      2. as Wooolfy1 stated this is how he was using “trick”, shorthand for the “tricked out” and yes its in the urban dictionary -> https://www.urbandictionary.com/define.php?term=tricked%20out too much about nothing with his comment. the minute I heard it, I came here to see if it would be taken as meaning for something else. Like Wooolfy1 is saying anyone young enough should have gotten it, my 12 yr old knew exactly what he meant.

        1. I’ve got 60 years on your 12 year old but I still understand the meaning of “trick” to be “clever” not “cheating”.

          1. @hohum – you beat me on years (just) yet I also understood “trick” to mean a clever solution, something complex or fiendishly innovative.
            A trick solution is usually something to avoid in my field (software engineering) as it is what we would call a “smell” – Okay, I’m simplifying a bit here.
            Language is a wonderful thing.

          2. @tribaltalker, hmm, a “smell” as in VW?

    2. This has gone over everyone’s head but what’s more sad is even when he explains it people still get it wrong

      Ah but you see people do that deliberately just so they can have a go at Hamilton

    3. he said trick not tricks
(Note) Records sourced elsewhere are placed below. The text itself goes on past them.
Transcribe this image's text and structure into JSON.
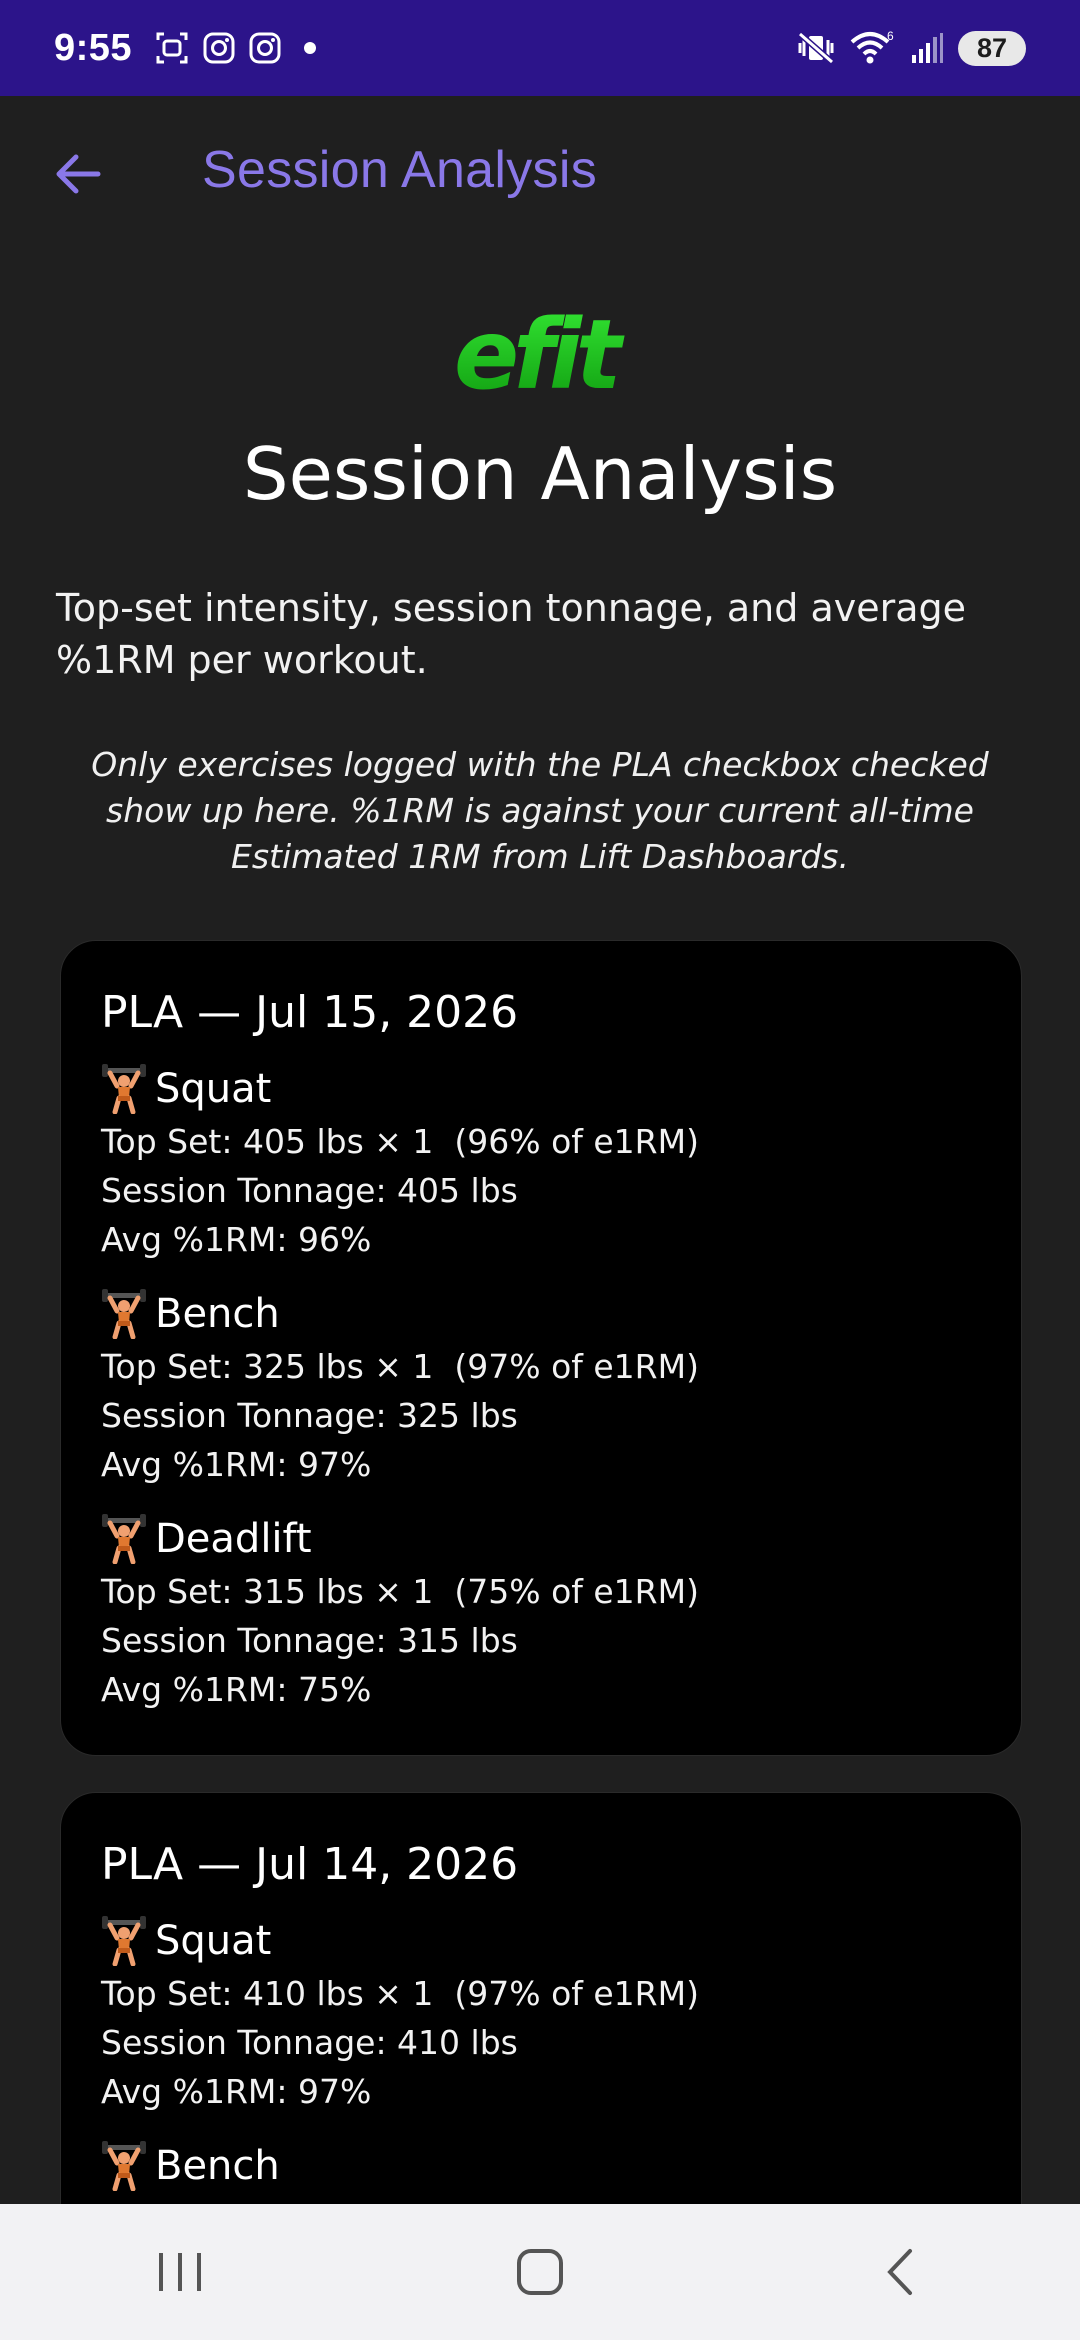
{
  "status_bar": {
    "time": "9:55",
    "battery": "87",
    "background": "#2c148a",
    "left_icons": [
      "screenshot-icon",
      "instagram-icon",
      "instagram-icon",
      "notification-dot-icon"
    ],
    "right_icons": [
      "mute-vibrate-icon",
      "wifi-icon",
      "signal-icon",
      "battery-icon"
    ],
    "wifi_badge": "6"
  },
  "app_bar": {
    "title": "Session Analysis",
    "back_icon": "arrow-left-icon",
    "accent_color": "#8a78e8"
  },
  "page": {
    "logo_text": "efit",
    "logo_color": "#1fcc1f",
    "title": "Session Analysis",
    "description": "Top-set intensity, session tonnage, and average %1RM per workout.",
    "note": "Only exercises logged with the PLA checkbox checked show up here. %1RM is against your current all-time Estimated 1RM from Lift Dashboards."
  },
  "sessions": [
    {
      "title": "PLA — Jul 15, 2026",
      "exercises": [
        {
          "name": "Squat",
          "top_set": "Top Set: 405 lbs × 1  (96% of e1RM)",
          "tonnage": "Session Tonnage: 405 lbs",
          "avg": "Avg %1RM: 96%"
        },
        {
          "name": "Bench",
          "top_set": "Top Set: 325 lbs × 1  (97% of e1RM)",
          "tonnage": "Session Tonnage: 325 lbs",
          "avg": "Avg %1RM: 97%"
        },
        {
          "name": "Deadlift",
          "top_set": "Top Set: 315 lbs × 1  (75% of e1RM)",
          "tonnage": "Session Tonnage: 315 lbs",
          "avg": "Avg %1RM: 75%"
        }
      ]
    },
    {
      "title": "PLA — Jul 14, 2026",
      "exercises": [
        {
          "name": "Squat",
          "top_set": "Top Set: 410 lbs × 1  (97% of e1RM)",
          "tonnage": "Session Tonnage: 410 lbs",
          "avg": "Avg %1RM: 97%"
        },
        {
          "name": "Bench",
          "top_set": "",
          "tonnage": "",
          "avg": ""
        }
      ]
    }
  ],
  "nav_bar": {
    "buttons": [
      "recents-icon",
      "home-icon",
      "back-icon"
    ]
  }
}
      You’ve taken one word he used out of context and misrepresented what he said.

      As noted in the article, Hamilton referred to “a few trick things”, i.e. more than one trick, i.e. “tricks”, so the headline is completely fair.

      Hamilton set the record straight about what he meant and the article reflects that.

      1. so the headline is completely fair

        Unfortunately not.

        At best it is a disingenuous pluralisation given that it changes the meaning. The problem is however you quoted it, making it a fabrication as he never said tricks.